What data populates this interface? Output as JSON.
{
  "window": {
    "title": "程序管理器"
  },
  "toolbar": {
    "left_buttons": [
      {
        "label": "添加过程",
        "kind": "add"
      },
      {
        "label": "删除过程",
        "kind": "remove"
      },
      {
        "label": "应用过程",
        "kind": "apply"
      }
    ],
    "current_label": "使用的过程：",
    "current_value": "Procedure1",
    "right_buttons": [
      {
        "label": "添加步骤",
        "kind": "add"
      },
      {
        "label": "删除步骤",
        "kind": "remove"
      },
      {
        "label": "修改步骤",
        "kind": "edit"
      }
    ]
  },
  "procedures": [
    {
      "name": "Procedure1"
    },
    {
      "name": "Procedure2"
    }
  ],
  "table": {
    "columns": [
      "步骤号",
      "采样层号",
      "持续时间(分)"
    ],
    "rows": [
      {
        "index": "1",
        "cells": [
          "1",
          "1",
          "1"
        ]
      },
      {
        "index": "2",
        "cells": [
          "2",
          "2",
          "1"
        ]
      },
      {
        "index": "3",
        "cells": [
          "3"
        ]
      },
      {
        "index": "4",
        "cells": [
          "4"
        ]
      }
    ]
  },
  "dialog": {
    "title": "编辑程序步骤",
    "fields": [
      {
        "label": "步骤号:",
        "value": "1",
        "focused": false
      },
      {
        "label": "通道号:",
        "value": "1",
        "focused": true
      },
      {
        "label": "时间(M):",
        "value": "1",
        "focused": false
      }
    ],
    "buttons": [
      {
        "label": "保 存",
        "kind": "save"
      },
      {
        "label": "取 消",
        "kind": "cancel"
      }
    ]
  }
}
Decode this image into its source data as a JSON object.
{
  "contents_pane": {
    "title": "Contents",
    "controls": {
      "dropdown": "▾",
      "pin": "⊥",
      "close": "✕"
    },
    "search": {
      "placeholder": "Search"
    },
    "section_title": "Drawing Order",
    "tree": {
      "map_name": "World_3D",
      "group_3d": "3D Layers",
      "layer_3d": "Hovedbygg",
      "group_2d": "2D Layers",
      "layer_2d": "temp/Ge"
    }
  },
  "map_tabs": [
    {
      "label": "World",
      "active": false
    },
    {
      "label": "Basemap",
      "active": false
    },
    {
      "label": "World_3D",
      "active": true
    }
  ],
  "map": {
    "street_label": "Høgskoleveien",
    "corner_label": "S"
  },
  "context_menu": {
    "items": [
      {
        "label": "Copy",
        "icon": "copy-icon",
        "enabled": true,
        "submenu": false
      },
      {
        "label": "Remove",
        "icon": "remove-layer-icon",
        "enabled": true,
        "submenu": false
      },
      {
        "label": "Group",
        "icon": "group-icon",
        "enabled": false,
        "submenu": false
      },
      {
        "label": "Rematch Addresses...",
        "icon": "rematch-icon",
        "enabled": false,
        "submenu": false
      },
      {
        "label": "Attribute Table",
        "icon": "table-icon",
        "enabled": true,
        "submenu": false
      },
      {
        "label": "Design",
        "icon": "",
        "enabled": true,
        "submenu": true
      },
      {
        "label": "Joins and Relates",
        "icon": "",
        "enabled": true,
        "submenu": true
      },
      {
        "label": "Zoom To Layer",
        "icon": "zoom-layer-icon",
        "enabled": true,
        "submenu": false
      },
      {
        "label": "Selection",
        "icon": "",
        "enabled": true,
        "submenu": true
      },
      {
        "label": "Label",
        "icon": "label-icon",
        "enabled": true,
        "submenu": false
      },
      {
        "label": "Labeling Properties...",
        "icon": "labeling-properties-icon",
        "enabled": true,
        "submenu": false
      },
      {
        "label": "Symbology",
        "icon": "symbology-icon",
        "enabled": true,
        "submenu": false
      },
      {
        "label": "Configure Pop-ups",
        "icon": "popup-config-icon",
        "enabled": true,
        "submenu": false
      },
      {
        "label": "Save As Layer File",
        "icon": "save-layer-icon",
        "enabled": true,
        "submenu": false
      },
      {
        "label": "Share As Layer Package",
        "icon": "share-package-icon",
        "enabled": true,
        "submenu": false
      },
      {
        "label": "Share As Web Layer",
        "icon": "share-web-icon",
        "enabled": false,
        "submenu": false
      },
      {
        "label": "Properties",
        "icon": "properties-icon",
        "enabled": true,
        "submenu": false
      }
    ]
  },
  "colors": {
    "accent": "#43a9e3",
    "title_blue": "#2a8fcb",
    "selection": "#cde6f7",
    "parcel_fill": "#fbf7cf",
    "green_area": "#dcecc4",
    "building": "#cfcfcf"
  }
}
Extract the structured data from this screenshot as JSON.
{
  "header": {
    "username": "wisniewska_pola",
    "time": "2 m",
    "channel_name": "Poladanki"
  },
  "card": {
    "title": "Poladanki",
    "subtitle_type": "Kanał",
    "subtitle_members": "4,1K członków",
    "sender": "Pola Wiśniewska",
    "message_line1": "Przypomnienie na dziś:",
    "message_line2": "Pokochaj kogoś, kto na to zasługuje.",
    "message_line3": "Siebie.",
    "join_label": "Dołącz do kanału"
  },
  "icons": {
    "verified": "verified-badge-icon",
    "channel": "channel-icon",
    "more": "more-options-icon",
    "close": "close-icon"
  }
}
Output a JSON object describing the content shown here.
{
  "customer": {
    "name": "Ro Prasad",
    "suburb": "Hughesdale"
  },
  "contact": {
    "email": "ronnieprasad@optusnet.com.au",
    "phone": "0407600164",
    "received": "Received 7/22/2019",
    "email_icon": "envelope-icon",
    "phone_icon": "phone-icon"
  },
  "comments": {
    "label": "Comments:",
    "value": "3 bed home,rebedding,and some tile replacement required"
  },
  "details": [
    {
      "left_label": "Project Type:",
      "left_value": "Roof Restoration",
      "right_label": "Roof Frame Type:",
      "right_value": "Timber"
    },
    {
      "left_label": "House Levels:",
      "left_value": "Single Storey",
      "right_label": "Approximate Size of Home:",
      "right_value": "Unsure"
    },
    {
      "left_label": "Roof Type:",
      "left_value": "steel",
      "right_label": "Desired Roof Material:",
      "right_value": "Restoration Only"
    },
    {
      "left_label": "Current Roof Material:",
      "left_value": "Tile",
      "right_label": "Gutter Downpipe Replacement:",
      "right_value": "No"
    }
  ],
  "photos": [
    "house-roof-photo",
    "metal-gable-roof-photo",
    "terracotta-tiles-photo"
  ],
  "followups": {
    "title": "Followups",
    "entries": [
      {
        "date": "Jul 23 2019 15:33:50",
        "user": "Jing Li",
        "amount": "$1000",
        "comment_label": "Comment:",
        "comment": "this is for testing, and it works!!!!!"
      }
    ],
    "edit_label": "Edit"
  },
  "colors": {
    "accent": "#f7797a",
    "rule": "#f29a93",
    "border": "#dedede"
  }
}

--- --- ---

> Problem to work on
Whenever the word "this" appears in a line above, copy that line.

> Expected answer
What data populates this interface? Output as JSON.
Decode this image into its source data as a JSON object.
Extract the structured data from this screenshot as JSON.
        "comment": "this is for testing, and it works!!!!!"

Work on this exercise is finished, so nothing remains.